“It’s a relationship,” says Harley-Emerson, the director of music and operations for the Choir School of Delaware, who also serves as the Delaware Arts Alliance board secretary and chairs its Advancement Committee. “I love seeing people ‘get’ it. Witnessing it is amazing. I love breaking things down, and teaching hits all the boxes. I love teaching music because it allows me to talk about equity and justice.”
Harley-Emerson authored a newspaper column in 2020 that featured the hashtag #PhilanthropySoWhite that discussed a lack of diversity, equity, and inclusion in a sector dedicated to social impact.
“When I wrote it, I feel I already had the respect of my colleagues and the philanthropy sector,” he says. “It seemed to be a wake-up call for people who want to be better but don’t know how. I think it served as a reminder that you can support organizations financially, but that donors also need to be accountable to looking through the lens of equity and justice.”
Harley-Emerson says he’s known from an early age that he had the power of change.

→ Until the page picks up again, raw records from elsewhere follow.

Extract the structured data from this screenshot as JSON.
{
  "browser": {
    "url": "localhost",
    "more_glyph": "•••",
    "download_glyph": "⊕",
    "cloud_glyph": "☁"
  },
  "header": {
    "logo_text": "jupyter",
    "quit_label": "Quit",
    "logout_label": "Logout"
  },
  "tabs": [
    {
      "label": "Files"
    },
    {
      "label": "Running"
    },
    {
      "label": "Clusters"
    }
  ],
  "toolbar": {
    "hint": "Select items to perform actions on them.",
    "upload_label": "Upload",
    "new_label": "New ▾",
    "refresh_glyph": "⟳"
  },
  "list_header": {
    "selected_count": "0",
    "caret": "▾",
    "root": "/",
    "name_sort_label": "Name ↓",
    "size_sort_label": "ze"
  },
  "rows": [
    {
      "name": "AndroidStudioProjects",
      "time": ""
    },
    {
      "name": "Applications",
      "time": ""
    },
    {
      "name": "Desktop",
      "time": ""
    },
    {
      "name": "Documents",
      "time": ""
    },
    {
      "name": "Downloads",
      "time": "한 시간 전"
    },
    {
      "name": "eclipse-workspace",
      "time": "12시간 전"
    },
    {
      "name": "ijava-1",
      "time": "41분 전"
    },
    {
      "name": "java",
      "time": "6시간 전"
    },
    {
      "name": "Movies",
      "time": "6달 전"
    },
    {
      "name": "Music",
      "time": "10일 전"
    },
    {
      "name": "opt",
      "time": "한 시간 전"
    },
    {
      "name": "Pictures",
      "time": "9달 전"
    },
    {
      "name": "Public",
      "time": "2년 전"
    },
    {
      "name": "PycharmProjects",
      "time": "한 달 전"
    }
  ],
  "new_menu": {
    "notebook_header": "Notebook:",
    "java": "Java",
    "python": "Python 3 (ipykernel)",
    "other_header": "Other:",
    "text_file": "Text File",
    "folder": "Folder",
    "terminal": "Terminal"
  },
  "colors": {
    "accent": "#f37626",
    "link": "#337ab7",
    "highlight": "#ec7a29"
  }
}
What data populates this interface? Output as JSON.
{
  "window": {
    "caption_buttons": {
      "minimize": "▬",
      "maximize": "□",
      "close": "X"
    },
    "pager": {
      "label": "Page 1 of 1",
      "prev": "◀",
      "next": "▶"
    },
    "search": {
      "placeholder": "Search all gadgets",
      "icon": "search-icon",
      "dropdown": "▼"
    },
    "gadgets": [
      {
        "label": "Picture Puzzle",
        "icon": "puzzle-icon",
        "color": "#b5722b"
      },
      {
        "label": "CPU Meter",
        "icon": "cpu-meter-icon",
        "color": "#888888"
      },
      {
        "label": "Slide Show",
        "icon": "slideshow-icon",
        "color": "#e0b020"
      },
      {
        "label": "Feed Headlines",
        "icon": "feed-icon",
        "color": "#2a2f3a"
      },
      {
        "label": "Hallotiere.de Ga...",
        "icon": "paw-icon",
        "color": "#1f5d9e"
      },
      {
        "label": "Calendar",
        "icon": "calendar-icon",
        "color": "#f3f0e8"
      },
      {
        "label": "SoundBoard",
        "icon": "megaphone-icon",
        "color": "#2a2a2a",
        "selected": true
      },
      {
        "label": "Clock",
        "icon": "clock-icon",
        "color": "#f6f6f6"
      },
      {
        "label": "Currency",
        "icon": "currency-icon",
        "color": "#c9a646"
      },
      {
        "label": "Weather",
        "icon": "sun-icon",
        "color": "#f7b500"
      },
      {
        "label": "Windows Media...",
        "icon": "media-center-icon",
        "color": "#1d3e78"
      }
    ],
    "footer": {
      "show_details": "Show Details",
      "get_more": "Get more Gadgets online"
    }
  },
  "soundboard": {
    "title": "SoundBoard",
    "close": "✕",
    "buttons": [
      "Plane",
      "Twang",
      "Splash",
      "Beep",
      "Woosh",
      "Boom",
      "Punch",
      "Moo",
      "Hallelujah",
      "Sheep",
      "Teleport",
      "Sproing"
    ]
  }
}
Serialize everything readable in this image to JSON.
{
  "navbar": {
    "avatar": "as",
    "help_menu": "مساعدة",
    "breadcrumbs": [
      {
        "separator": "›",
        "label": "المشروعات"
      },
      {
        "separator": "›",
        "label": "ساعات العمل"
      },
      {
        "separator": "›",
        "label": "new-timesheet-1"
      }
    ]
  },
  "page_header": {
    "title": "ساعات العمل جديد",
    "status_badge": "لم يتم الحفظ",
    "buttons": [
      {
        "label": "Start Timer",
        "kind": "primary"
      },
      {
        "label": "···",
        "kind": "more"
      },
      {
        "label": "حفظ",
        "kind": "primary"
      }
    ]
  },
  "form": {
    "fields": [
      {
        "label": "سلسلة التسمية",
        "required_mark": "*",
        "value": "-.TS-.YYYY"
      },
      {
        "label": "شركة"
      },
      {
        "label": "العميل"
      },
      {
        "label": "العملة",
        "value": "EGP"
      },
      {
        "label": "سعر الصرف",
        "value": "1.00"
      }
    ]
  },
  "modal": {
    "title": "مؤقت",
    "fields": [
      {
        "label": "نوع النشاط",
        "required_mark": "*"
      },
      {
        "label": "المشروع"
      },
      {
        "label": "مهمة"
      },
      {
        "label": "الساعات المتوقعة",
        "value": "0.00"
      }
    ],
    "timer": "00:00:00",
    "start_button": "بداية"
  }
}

“At Goucher College, I was part of instituting the first-ever gender-neutral housing,” he says. “What I learned is if you are credible, hard-working, intelligent and committed, you can make change and be forceful and be heard.”
Harley-Emerson considers himself “lucky” that he gets to do the things he loves.
“I am, by training, a musician and love the choral arts because it wraps up history, culture, music, poetry and all that,” he says. “I grew up a choral geek, but I also had a strong sense that you have to do what is right. People often ask that you look at justice over mercy. My view is that we could focus less on being merciful if we were more just. The freedom and liberation you get from the arts is what an equitable society should and would feel like.”
While Harley-Emerson would love to see the state invest even more in the arts, he does give “high marks” to how supportive Secretary of State Jeff Bullock, Deputy Secretary Kristopher Knight and New Castle County Executive Matt Meyer have been of the arts sector during the COVID-19 pandemic.
“They’re making a real effort. They truly understand the impact of the arts and the intentionality of arts education,” he says.
Harley-Emerson loves Delaware because it’s small. “You can forge strong connections with each other,” he says. “It can be tough elsewhere to get meetings or make an impact.”
But he also talks about the benefits of living in downtown Wilmington, which he says has an unusually robust arts sector – with many venues and organizations located near one another. Delaware also has Winterthur and the Biggs Museum of American Art in Dover.
“I go to Christ Church in Christiana Hundred for inspiration,” he says. “I love walking the labyrinth and listening to the magnificent organ – it’s a great place to get ‘unstuck.’ I got married there in 2018 and then had the reception at the Delaware Historical Society.”
In fact, Harley-Emerson says his wedding was a great opportunity to bring family and friends up from his hometown of Baltimore to see the place he had raved about for years.
A few questions with Arreon Harley-Emerson:
* What’s the pebble in your shoe – that thing that tends to derail you? There are never enough hours in the day. My brain works like an iPhone with lots of applications always open. That means I can take a lot of things in, but the downside is that you’re never really turned off so it can be difficult to get everything done.
* What’s the best piece of advice you’ve ever received? “No” means “not yet,” from former [Delaware Supreme Court] Chief Justice Norman Veasey, when I first came to the Choir School.
* Tell me some books that you’re recommending. Imagine: How Creativity Works by Jonah Lehrer; Post Traumatic Slave Syndrome by Dr. Joy DeGruy; Simon Sinek’s Start With Why; and Management in 10 Words by Terry Leahy.
* What advice would you give your 20-year-old self? Let the little things go. Don’t get fixated on the things that don’t matter.
* Do you have a favorite failure? I have not had a major professional failure, but I have learned from the small ones. You really don’t have to touch the stove to know that it’s hot. I’ve had many, many small failures. If you follow up on those and ask why you won’t have huge monumental ones.
* When you feel overwhelmed, get distracted or lose your focus, what do you do? I get cranky if I don’t do my morning workouts. My husband is such a clear, rational thinker, and I tend to be bold and want to push the envelope. When I stress about how to get to that big goal, he’s amazing at breaking things down and telling me it’s going to be OK.”